Task to carry out: Return all lines in the material below that contain "layers".

Supplied data:
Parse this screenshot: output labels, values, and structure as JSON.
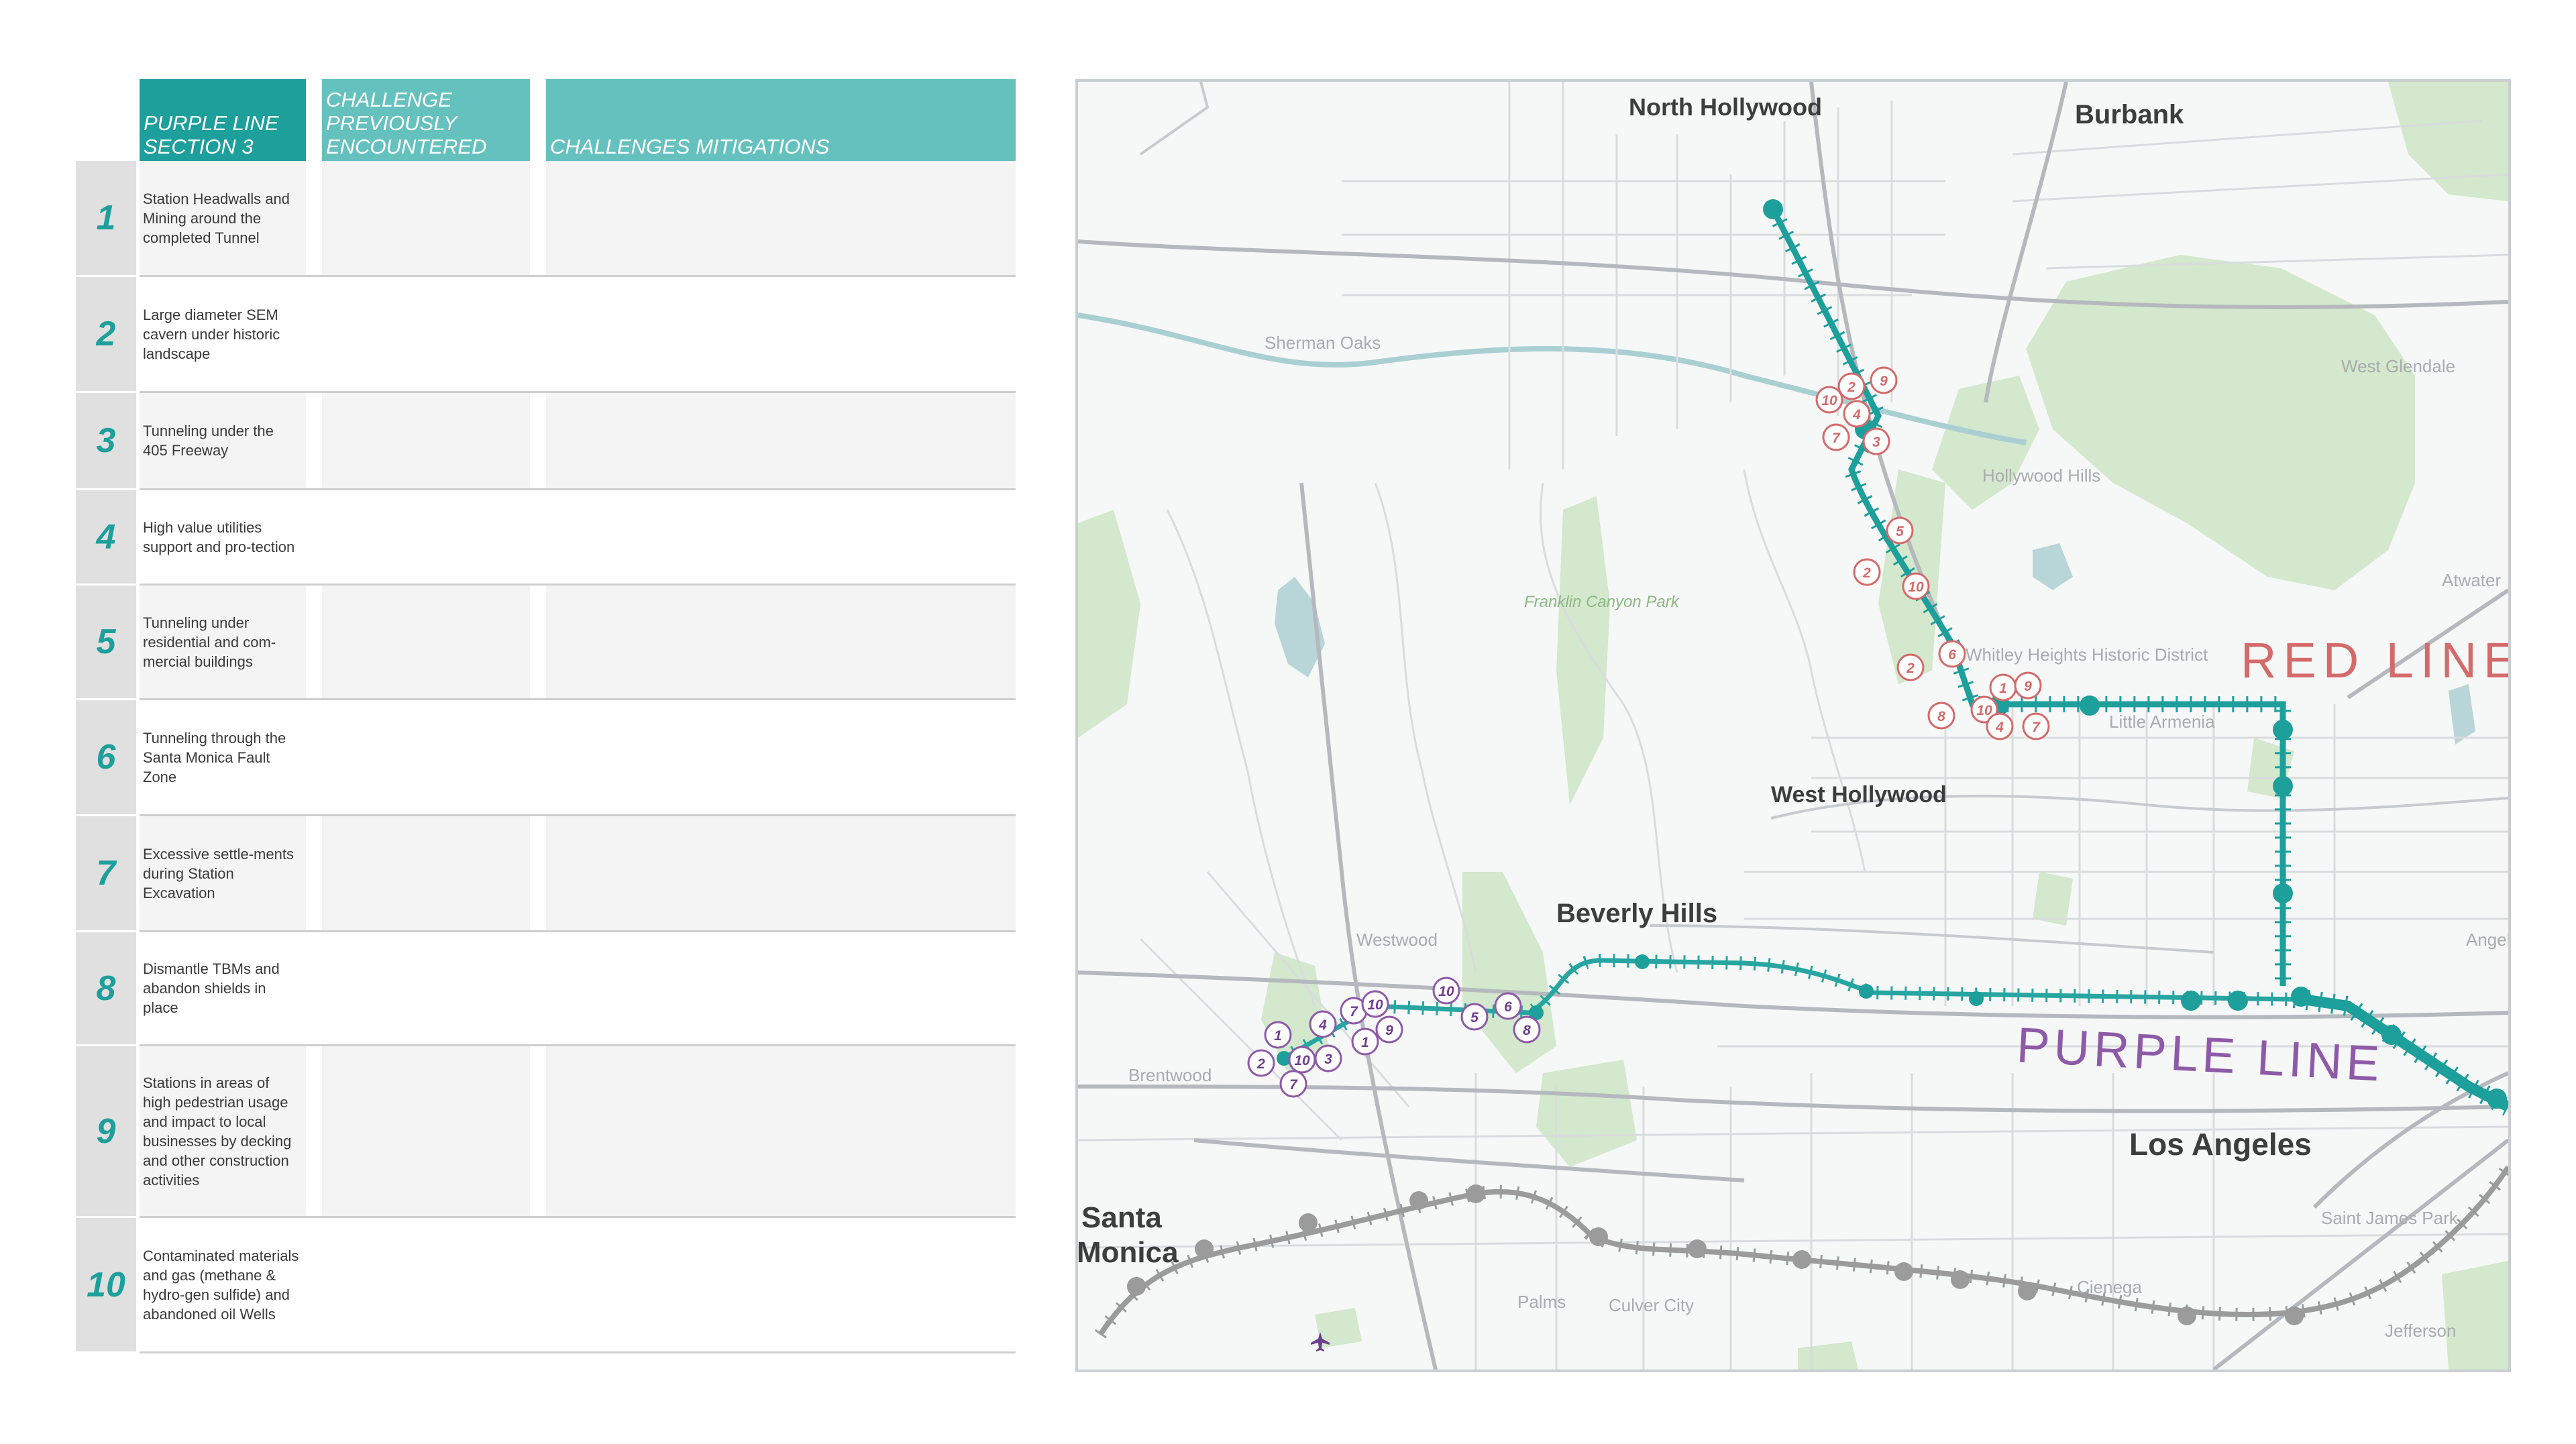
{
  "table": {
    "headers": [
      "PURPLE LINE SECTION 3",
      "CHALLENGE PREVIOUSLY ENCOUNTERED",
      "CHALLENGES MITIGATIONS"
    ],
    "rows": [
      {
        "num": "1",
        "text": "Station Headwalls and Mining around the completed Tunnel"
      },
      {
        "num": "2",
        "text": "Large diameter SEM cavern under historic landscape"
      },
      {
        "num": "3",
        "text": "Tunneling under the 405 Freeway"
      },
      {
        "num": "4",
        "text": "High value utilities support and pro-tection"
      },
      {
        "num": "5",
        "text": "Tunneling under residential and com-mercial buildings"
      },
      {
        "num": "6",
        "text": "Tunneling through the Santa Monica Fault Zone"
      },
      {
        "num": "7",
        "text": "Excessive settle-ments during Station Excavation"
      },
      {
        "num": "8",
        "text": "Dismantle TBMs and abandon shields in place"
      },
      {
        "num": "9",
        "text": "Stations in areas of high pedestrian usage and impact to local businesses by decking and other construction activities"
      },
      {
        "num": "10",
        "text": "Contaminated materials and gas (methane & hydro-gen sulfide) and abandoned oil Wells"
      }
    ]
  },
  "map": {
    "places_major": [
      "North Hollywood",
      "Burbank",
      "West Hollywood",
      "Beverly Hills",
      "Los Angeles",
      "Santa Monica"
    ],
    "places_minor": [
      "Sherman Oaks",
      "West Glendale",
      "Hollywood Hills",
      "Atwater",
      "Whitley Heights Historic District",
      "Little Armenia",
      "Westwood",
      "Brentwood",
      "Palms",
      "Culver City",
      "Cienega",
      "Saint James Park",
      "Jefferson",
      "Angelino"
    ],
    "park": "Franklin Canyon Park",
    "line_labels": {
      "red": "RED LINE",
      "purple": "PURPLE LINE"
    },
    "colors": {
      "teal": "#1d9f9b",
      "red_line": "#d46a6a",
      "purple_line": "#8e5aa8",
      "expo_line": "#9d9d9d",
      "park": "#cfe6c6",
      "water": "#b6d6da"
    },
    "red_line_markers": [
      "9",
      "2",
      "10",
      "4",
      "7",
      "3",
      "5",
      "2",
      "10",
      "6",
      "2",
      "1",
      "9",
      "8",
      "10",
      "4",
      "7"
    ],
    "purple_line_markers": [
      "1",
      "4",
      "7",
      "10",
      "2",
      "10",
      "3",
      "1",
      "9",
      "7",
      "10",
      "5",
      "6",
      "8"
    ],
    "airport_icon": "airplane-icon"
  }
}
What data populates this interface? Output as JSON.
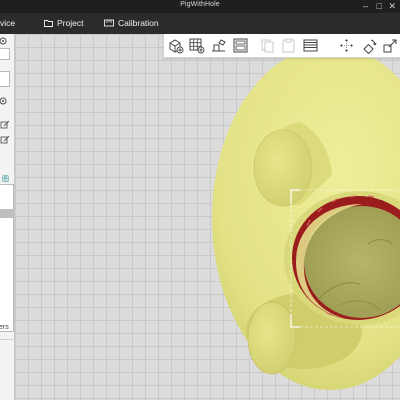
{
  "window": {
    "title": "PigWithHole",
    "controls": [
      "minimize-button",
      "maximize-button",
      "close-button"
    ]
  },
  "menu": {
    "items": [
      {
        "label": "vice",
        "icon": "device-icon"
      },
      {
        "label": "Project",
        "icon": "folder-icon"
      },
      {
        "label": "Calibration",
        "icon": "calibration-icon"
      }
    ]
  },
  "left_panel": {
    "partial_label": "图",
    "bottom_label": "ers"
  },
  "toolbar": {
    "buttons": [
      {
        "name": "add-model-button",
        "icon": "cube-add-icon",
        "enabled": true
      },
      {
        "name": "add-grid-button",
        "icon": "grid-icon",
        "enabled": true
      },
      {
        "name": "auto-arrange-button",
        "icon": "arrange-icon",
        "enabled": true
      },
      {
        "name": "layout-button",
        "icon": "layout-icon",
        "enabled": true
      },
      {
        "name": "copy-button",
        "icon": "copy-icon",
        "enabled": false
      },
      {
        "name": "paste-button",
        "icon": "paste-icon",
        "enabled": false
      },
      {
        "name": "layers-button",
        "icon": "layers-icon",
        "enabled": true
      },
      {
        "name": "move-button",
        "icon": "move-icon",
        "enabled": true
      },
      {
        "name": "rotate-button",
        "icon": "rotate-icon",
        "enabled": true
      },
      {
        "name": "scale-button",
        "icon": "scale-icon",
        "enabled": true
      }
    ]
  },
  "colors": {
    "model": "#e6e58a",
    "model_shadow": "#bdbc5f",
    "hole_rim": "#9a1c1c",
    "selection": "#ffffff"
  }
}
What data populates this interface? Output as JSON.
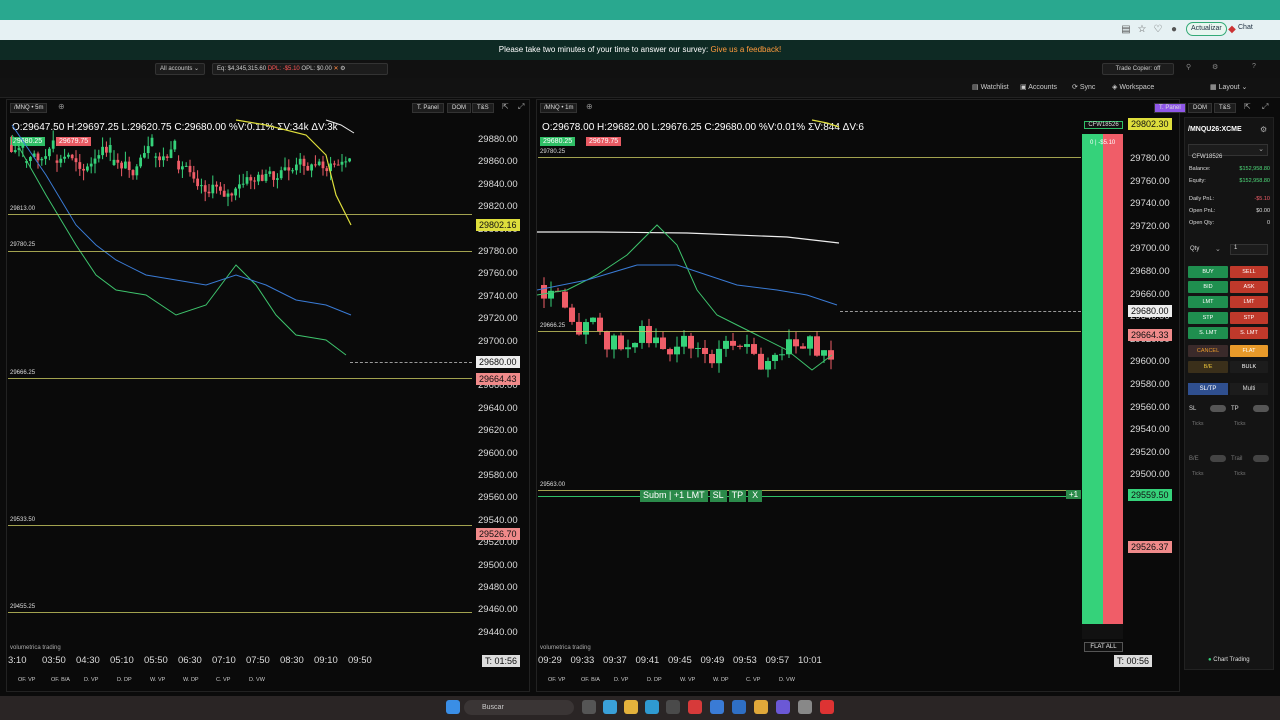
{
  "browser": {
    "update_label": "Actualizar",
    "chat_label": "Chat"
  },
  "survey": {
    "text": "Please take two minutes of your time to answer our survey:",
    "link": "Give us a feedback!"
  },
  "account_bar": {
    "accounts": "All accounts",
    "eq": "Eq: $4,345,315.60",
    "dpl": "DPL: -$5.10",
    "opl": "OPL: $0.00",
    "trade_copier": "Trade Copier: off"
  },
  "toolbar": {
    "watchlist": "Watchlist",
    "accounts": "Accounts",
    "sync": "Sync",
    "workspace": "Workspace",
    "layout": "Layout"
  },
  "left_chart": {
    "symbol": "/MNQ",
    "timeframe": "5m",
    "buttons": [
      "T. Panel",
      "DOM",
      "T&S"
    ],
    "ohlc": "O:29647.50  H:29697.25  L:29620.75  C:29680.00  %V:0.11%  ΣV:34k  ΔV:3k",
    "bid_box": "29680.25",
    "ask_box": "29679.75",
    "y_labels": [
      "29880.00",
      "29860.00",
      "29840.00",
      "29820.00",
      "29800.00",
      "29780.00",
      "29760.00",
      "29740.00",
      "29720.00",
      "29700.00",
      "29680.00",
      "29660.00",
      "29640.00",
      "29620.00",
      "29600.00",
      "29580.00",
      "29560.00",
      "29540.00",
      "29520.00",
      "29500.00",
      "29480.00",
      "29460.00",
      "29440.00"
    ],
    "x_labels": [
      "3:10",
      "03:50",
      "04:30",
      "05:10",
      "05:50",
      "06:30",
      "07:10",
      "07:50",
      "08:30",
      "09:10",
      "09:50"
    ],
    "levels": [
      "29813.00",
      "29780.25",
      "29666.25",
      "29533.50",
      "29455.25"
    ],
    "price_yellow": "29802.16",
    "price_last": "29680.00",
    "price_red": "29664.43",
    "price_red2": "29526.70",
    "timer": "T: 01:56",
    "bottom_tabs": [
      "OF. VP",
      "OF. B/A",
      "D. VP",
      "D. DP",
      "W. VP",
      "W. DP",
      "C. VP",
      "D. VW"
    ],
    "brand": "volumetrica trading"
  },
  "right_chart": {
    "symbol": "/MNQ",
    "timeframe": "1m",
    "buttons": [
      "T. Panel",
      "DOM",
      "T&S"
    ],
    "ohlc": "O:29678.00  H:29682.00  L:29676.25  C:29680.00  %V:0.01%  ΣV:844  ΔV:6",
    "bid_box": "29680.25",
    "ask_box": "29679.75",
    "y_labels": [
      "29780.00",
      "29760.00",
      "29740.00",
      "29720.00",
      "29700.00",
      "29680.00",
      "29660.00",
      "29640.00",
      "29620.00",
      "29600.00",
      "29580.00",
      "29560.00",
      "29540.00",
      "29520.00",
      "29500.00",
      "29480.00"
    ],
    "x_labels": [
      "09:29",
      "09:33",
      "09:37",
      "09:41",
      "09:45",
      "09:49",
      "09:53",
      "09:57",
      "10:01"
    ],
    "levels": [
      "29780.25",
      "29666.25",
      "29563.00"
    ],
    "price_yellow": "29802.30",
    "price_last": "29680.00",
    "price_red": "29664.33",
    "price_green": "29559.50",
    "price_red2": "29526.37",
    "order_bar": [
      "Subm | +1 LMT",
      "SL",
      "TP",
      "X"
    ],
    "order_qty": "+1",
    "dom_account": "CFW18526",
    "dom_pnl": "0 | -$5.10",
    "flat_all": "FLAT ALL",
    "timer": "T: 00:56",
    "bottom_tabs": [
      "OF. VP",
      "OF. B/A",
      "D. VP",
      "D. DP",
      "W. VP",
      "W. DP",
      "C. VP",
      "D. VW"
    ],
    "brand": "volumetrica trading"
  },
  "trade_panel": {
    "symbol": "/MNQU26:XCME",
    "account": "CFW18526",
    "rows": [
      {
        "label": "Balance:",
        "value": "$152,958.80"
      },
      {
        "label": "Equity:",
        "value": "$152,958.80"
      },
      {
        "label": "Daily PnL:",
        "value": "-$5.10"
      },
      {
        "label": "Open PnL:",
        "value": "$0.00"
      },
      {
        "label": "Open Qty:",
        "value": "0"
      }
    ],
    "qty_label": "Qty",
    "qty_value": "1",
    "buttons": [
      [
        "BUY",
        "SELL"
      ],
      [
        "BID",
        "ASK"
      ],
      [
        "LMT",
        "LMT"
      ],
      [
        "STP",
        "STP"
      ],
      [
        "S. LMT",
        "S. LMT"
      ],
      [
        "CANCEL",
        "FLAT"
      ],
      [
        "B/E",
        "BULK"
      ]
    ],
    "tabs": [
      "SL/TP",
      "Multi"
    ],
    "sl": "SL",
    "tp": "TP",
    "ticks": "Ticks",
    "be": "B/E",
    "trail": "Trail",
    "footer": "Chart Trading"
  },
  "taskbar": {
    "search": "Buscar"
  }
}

Written answer:
        "name": "layers-button",
        "icon": "layers-icon",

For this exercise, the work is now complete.